Narrated by Augie many years later "On Night's Shore" seamlessly incorporates elements of Poe's later tales into the narrative - "The Mystery of Marie Roget," "The Cask of Amontillado," "The Black Cat" - without overreaching. Poe is a gloomy, driven man whose genius is beset by poverty, nagging self-doubt and bouts of drunkenness. Augie, brutalized, clever, and resourceful ("in calamity, opportunity"), attaches himself to Poe as a father figure, enchanted by his family circle of consumptive, gentle wife and strong, generous mother-in-law.
Despite occasional backsliding into, respectively, despair and opportunism, Poe and Augie bring out the best in one another and together they delve into Mary Rogers' working class life, shattering several official versions of the murder on their winding path into the bastions of city power. Atmospheric and suspenseful, Silvis' ("An Occasional Hell," "Excelsior") character-driven story brings the city to life in all its cruelty and grandeur and the writing - mannered, gritty and eloquent - evokes the voice and sensibility of the time.
Silvis recreates 1840s New York with an unstinting and often brutal clarity. His elegant, evocative prose is suggestive of Poe's own style and his narrative integrates elements from Poe's more popular works. The characters, real and fictional alike, are masterpieces of insight into the human experience.
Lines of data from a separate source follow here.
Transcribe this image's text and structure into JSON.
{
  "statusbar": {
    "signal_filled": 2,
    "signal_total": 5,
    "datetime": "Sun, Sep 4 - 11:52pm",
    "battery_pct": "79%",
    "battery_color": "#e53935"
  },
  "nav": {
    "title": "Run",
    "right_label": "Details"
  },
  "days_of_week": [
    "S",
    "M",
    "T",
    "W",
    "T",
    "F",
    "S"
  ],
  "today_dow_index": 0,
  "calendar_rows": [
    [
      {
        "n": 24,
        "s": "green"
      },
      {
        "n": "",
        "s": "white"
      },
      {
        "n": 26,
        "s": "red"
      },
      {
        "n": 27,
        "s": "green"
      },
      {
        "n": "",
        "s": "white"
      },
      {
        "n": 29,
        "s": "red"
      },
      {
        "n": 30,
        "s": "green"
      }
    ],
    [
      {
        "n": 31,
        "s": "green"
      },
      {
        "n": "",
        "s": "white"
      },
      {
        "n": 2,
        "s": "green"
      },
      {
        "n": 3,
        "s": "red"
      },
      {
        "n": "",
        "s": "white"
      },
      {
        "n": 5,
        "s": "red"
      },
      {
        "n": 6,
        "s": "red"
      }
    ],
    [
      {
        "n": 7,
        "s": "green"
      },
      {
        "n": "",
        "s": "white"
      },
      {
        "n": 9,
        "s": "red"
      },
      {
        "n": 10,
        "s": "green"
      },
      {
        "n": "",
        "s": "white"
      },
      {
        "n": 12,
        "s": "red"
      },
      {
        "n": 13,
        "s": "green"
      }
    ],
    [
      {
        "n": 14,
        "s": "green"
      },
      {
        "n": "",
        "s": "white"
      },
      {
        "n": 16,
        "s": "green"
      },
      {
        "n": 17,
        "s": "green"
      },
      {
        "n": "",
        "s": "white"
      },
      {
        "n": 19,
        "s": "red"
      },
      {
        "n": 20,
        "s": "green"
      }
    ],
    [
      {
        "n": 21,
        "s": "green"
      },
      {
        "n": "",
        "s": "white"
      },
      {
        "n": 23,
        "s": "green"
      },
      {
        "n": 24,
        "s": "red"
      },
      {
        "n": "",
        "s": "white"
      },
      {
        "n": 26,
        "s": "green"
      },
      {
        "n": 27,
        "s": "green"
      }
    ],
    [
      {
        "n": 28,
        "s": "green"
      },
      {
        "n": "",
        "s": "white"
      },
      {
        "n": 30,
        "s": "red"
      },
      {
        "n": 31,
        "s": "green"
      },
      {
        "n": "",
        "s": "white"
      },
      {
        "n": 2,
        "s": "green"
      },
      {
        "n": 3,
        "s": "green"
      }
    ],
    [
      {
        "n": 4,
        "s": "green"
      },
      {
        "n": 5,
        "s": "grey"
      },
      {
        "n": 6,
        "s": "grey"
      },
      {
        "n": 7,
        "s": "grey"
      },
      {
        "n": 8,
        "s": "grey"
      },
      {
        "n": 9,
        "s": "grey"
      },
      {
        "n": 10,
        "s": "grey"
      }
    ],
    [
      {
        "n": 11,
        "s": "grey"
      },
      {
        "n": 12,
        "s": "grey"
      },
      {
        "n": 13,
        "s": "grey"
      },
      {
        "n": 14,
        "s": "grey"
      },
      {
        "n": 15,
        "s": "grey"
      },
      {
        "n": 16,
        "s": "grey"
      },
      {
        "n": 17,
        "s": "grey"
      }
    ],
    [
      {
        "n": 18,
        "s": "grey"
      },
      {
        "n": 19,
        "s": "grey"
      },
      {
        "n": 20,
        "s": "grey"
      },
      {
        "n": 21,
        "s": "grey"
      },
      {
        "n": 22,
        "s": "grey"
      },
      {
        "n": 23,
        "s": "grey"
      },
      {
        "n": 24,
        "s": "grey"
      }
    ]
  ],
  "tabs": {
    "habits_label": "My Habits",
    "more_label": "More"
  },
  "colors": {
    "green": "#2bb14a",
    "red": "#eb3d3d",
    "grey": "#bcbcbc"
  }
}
Nowhere is this insight more evident than in the author's rendering of Edgar Allan Poe, a brilliant, compassionate and fatally complex man whose devotion to his work was exceeded only by his love for his family.